This story was updated on Oct. 14 to reflect Gov. Gavin Newsom's final decision to sign or veto each bill. Lawmakers have passed a suite of bills that aim to ease financial burdens for Californians living paycheck to paycheck.
As California struggles with a crisis in affordable housing, state lawmakers are trying to improve a severe shortage of housing available to renters who have federal Section 8 vouchers. The vouchers allow tenants to pay only 30% of their income toward rent, with federal assistance to pay the rest.
Pressure is increasing on counties to sign up more people for food stamps since the state's participation rate is one of the lowest in the nation. But greater enrollment may require more money or more state intervention. In May 2017, the Los Angeles County Board of Supervisors set an ambitious goal: enroll 70,000 new families in food stamps in two years.
The Supplemental Nutrition Assistance Program, or SNAP, is a food assistance program that aids millions of low-income families and individuals. California, a state with the nation's highest poverty rate, consistently ranks near the bottom when it comes to enrolling low-income people in CalFresh, the state's name for the federal food stamp program.
By Jackie Botts, CALmatters When Berenice Solis of Bakersfield received a direct deposit of $6,775 from the government this past March, her mind raced. She could finally take her three daughters, ages 4, 6 and 9, on a trip to Disneyland. Then she thought about her goal of buying a house.

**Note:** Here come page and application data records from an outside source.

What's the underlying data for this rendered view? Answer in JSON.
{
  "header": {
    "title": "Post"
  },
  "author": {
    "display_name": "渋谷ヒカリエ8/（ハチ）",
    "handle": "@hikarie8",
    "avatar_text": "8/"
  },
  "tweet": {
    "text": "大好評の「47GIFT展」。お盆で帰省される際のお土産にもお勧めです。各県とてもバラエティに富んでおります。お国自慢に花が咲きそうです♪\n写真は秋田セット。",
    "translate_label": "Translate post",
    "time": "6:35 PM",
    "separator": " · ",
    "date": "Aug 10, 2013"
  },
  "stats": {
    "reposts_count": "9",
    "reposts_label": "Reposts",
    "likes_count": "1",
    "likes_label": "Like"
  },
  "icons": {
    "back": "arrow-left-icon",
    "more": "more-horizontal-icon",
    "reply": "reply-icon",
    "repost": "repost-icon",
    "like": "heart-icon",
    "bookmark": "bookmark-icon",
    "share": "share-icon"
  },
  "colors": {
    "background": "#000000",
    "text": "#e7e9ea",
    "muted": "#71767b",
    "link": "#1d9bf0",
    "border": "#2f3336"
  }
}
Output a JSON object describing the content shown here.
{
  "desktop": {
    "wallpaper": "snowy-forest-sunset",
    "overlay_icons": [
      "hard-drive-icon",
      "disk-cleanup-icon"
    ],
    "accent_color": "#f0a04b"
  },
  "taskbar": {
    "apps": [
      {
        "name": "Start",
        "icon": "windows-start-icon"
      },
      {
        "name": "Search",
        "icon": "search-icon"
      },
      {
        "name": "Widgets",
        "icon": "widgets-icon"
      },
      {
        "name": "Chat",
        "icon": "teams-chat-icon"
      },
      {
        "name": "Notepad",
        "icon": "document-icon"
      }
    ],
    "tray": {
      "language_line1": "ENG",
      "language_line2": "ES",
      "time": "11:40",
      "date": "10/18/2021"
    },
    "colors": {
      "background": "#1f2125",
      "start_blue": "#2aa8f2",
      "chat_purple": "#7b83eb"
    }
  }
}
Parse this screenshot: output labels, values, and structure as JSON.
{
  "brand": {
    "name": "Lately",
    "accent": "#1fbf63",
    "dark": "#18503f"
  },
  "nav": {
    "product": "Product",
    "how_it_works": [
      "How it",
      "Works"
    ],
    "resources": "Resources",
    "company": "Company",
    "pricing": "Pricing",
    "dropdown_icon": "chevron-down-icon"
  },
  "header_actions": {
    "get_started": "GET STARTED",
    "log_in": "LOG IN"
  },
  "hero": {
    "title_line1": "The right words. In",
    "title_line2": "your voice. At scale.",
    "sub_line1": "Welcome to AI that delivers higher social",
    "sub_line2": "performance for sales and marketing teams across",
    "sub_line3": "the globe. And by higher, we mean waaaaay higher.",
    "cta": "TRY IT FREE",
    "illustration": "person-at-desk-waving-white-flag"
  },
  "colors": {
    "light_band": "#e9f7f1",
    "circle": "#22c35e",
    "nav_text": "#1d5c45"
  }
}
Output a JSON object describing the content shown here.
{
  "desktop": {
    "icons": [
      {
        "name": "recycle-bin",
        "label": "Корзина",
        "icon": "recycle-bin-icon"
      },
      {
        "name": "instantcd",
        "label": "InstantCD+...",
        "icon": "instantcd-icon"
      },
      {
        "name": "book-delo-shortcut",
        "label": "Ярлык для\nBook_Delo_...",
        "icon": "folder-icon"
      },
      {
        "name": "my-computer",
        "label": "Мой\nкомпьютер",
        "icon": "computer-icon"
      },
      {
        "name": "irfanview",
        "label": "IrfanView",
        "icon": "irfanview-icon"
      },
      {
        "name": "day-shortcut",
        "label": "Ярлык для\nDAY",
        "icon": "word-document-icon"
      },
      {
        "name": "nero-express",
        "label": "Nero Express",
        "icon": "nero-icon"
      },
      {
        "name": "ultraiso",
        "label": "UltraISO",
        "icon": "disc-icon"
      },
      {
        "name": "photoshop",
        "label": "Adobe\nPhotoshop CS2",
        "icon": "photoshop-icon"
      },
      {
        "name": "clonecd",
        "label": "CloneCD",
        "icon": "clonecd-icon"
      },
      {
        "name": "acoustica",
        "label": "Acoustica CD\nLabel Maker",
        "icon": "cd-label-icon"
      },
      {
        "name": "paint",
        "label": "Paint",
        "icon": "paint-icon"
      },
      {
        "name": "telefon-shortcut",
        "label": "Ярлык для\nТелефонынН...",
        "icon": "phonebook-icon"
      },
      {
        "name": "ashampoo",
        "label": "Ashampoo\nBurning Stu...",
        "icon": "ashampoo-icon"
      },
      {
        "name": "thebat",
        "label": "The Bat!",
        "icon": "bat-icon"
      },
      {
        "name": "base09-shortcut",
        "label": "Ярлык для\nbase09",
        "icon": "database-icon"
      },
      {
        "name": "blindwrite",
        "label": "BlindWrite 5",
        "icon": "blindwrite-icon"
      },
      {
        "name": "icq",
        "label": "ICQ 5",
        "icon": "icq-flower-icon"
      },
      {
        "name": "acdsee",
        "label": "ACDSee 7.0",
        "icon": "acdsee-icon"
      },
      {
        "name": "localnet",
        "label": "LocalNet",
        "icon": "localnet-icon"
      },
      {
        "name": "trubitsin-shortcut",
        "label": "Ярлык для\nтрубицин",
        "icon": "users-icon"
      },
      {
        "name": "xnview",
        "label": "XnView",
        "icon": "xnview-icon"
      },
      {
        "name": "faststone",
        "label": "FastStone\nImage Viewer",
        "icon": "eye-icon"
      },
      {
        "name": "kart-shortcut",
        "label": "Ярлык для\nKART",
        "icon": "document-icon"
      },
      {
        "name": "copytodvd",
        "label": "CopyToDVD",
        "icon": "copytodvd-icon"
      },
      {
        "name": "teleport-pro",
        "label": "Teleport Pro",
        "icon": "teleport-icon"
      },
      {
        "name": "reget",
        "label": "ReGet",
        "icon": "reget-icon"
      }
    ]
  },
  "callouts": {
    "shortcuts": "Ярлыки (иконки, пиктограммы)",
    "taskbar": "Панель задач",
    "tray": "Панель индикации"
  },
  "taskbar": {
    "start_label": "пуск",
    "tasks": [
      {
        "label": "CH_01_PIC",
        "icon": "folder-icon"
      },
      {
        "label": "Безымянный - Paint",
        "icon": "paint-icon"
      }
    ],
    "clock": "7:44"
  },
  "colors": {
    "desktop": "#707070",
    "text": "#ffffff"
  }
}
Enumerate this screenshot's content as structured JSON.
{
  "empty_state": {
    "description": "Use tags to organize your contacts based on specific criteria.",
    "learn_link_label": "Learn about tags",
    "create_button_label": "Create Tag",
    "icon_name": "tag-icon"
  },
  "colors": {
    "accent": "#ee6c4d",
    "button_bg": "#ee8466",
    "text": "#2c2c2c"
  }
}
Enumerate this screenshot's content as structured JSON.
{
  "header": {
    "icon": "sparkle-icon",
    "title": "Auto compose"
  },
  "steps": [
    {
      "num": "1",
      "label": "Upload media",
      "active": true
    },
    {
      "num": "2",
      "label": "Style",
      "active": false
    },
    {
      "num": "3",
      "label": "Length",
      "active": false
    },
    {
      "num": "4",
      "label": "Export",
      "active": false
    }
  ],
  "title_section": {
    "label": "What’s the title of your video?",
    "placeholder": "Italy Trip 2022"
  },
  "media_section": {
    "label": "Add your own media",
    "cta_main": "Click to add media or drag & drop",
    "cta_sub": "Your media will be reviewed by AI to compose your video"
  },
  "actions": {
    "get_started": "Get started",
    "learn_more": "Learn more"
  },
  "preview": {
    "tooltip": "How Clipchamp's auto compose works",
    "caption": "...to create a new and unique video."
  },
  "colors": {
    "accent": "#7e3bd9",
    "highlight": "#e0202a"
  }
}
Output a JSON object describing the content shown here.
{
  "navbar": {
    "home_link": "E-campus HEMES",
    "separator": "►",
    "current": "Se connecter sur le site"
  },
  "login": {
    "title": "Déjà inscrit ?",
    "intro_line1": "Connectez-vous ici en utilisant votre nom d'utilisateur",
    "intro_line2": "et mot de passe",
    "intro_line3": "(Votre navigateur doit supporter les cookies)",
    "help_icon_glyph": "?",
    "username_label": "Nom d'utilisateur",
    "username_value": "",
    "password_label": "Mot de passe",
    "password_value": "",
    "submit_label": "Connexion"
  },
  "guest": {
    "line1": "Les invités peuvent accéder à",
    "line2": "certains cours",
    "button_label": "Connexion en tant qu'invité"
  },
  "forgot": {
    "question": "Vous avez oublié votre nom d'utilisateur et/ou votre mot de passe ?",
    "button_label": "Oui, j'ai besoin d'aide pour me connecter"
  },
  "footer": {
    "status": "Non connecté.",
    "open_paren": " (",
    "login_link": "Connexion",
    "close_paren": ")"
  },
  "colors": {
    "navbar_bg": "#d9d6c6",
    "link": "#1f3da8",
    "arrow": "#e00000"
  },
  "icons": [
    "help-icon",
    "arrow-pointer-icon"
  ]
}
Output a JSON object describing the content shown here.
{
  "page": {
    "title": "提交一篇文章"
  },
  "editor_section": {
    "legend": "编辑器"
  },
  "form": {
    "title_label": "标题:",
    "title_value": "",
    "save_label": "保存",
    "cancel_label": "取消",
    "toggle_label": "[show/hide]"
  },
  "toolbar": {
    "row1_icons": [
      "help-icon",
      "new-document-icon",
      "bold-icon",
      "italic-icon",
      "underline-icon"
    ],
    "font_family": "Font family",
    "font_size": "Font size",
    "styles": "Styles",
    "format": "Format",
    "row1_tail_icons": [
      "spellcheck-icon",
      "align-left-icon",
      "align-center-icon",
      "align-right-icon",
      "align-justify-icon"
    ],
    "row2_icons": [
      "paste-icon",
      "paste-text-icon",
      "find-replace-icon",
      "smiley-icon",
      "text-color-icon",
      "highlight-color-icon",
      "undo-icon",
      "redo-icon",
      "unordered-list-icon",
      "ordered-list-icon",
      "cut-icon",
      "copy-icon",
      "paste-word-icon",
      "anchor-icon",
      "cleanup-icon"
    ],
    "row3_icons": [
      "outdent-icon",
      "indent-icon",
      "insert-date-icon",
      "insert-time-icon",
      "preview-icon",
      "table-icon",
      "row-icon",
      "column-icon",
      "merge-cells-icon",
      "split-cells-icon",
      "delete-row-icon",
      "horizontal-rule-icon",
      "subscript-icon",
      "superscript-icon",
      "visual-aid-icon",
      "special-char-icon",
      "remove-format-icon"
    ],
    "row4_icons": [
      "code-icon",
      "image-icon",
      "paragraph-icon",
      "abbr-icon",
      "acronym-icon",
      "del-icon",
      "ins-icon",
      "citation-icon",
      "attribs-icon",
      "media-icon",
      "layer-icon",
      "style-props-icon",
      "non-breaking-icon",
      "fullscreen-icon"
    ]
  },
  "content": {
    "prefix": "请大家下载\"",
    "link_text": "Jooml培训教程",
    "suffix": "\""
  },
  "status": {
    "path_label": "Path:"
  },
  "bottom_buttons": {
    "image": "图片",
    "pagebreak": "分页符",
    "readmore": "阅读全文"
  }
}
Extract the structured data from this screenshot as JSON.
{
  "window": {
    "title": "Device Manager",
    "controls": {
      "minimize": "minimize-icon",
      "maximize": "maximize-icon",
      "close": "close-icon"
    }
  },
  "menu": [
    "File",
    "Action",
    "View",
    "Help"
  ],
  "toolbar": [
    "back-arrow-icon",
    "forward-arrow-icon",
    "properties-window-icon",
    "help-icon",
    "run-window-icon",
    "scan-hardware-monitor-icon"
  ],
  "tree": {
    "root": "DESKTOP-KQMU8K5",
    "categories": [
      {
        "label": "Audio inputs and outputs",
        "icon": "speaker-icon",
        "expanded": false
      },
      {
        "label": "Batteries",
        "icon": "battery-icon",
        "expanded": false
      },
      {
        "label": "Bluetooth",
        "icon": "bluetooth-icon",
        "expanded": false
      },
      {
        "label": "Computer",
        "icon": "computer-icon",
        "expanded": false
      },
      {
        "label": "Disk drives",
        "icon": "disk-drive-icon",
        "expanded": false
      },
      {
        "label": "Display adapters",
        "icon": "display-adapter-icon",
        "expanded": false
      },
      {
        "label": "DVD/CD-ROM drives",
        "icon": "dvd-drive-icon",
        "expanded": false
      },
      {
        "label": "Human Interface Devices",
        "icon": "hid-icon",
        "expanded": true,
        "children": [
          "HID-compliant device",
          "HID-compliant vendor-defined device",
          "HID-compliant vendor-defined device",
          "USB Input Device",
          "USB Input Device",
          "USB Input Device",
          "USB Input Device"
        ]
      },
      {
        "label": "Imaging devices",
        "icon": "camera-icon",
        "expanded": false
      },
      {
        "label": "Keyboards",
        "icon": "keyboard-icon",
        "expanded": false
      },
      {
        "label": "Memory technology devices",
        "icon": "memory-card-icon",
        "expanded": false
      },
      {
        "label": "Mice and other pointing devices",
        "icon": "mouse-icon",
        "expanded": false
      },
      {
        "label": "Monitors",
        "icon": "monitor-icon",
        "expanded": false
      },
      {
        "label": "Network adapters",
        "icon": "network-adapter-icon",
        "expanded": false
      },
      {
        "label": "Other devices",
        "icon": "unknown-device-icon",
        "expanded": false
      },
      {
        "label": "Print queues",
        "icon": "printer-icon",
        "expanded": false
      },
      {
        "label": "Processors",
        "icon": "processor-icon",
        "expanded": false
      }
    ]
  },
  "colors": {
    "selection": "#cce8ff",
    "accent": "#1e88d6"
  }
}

Charley Parkhurst, a legendary stagecoach driver during California's Gold Rush, also known as "One-Eyed Charley" is seen in this illustration image, released by Santa Cruz Museum of Art & History in Santa Cruz, California, U.S., on May 2, 2019.
A changing climate, increasingly destructive fires, and disappearing insurance policies have left homeowners wondering how much risk is too much.
On Oct. 21, when wildfires in Northern California were still smoldering, about 150 people gathered at a middle school gymnasium. Thousands more watched the livestream on Facebook. Officials in Sonoma County, the region most devastated by the fires, had put together a Spanish-language community forum to address the concerns of the Latino community - the first of its kind in the county.
Jeff Christner spots the folded credit card from several feet away. The white plastic pokes out from layers of crumbling sandstone, disintegrating cloth and glass. Christner brushes off decades of dust to reveal the card holder's name: HARRY HOFFMAN. The card expired in December 1959. Hoffman probably threw out the card with little thought.
The fighters circle around each other, eyes locked. One throws a swift kick at her opponent, who spins and ducks away. The pattern continues: spin, kick, escape. They're ringed by onlookers who clap and sing to the rhythm of tall drums and the , a musical bow with one string that produces a thick twang.
As indigenous people from Mexico migrate to California, their languages and cultures are threatened. One indigenous trilingual rapper based in Fresno is fighting back.